The records ->
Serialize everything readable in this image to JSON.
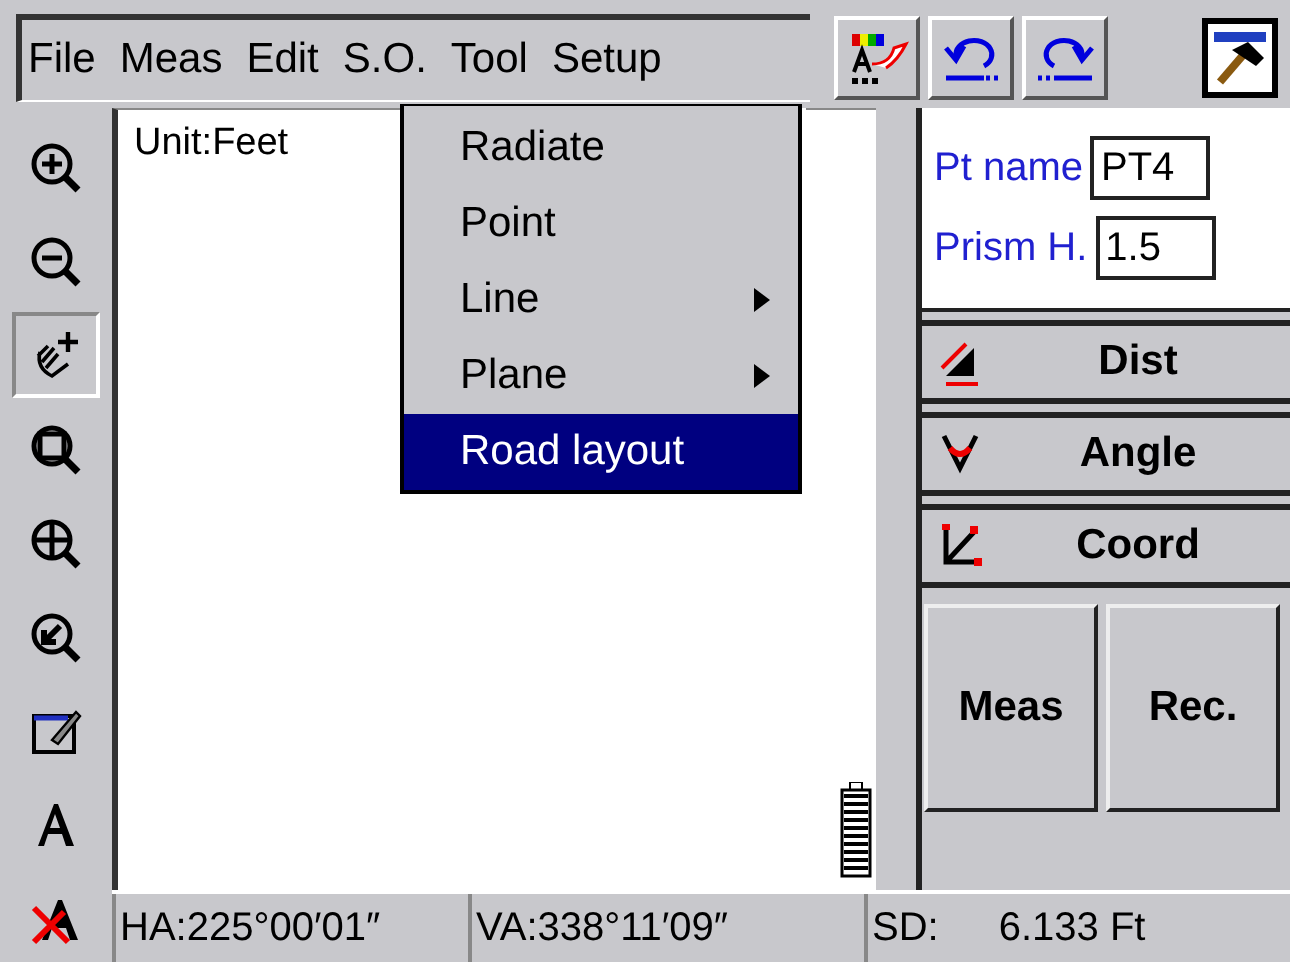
{
  "menu_bar": {
    "items": [
      "File",
      "Meas",
      "Edit",
      "S.O.",
      "Tool",
      "Setup"
    ]
  },
  "toolbar": [
    {
      "kind": "palette"
    },
    {
      "kind": "undo"
    },
    {
      "kind": "redo"
    }
  ],
  "app_button": {
    "kind": "hammer"
  },
  "dropdown": {
    "items": [
      {
        "label": "Radiate",
        "submenu": false,
        "selected": false
      },
      {
        "label": "Point",
        "submenu": false,
        "selected": false
      },
      {
        "label": "Line",
        "submenu": true,
        "selected": false
      },
      {
        "label": "Plane",
        "submenu": true,
        "selected": false
      },
      {
        "label": "Road layout",
        "submenu": false,
        "selected": true
      }
    ]
  },
  "left_tools": [
    {
      "kind": "zoom-in",
      "selected": false
    },
    {
      "kind": "zoom-out",
      "selected": false
    },
    {
      "kind": "pan",
      "selected": true
    },
    {
      "kind": "zoom-window",
      "selected": false
    },
    {
      "kind": "zoom-extents",
      "selected": false
    },
    {
      "kind": "zoom-previous",
      "selected": false
    },
    {
      "kind": "draw",
      "selected": false
    },
    {
      "kind": "text",
      "selected": false
    },
    {
      "kind": "text-off",
      "selected": false
    }
  ],
  "canvas": {
    "unit_label": "Unit:Feet"
  },
  "fields": [
    {
      "label": "Pt name",
      "value": "PT4"
    },
    {
      "label": "Prism H.",
      "value": "1.5"
    }
  ],
  "mode_buttons": [
    {
      "kind": "dist",
      "label": "Dist"
    },
    {
      "kind": "angle",
      "label": "Angle"
    },
    {
      "kind": "coord",
      "label": "Coord"
    }
  ],
  "action_buttons": [
    "Meas",
    "Rec."
  ],
  "status_bar": [
    {
      "label": "HA:225°00′01″"
    },
    {
      "label": "VA:338°11′09″"
    },
    {
      "label": "SD:",
      "value": "6.133 Ft"
    }
  ]
}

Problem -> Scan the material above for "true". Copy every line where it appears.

Written response ->
        "submenu": true,
        "submenu": true,
        "selected": true
      "selected": true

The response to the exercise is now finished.